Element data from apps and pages
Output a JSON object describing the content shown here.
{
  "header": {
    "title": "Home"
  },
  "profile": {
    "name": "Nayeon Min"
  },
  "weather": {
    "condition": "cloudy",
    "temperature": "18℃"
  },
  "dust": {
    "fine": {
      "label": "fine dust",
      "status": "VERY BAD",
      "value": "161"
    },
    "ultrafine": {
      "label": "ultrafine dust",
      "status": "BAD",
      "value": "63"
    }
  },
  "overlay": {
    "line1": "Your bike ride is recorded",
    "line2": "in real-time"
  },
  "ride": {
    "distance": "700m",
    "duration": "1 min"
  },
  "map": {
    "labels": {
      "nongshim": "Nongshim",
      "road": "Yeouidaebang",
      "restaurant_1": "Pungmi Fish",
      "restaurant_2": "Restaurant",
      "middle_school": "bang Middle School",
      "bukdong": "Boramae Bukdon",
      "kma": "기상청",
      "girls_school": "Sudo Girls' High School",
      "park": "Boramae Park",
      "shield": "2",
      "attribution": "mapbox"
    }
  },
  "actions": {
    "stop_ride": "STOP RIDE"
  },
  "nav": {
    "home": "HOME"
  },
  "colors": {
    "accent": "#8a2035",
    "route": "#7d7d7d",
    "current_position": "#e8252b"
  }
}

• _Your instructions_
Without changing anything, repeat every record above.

• _Answer section_
Output a JSON object describing the content shown here.
{
  "header": {
    "title": "Home"
  },
  "profile": {
    "name": "Nayeon Min"
  },
  "weather": {
    "condition": "cloudy",
    "temperature": "18℃"
  },
  "dust": {
    "fine": {
      "label": "fine dust",
      "status": "VERY BAD",
      "value": "161"
    },
    "ultrafine": {
      "label": "ultrafine dust",
      "status": "BAD",
      "value": "63"
    }
  },
  "overlay": {
    "line1": "Your bike ride is recorded",
    "line2": "in real-time"
  },
  "ride": {
    "distance": "700m",
    "duration": "1 min"
  },
  "map": {
    "labels": {
      "nongshim": "Nongshim",
      "road": "Yeouidaebang",
      "restaurant_1": "Pungmi Fish",
      "restaurant_2": "Restaurant",
      "middle_school": "bang Middle School",
      "bukdong": "Boramae Bukdon",
      "kma": "기상청",
      "girls_school": "Sudo Girls' High School",
      "park": "Boramae Park",
      "shield": "2",
      "attribution": "mapbox"
    }
  },
  "actions": {
    "stop_ride": "STOP RIDE"
  },
  "nav": {
    "home": "HOME"
  },
  "colors": {
    "accent": "#8a2035",
    "route": "#7d7d7d",
    "current_position": "#e8252b"
  }
}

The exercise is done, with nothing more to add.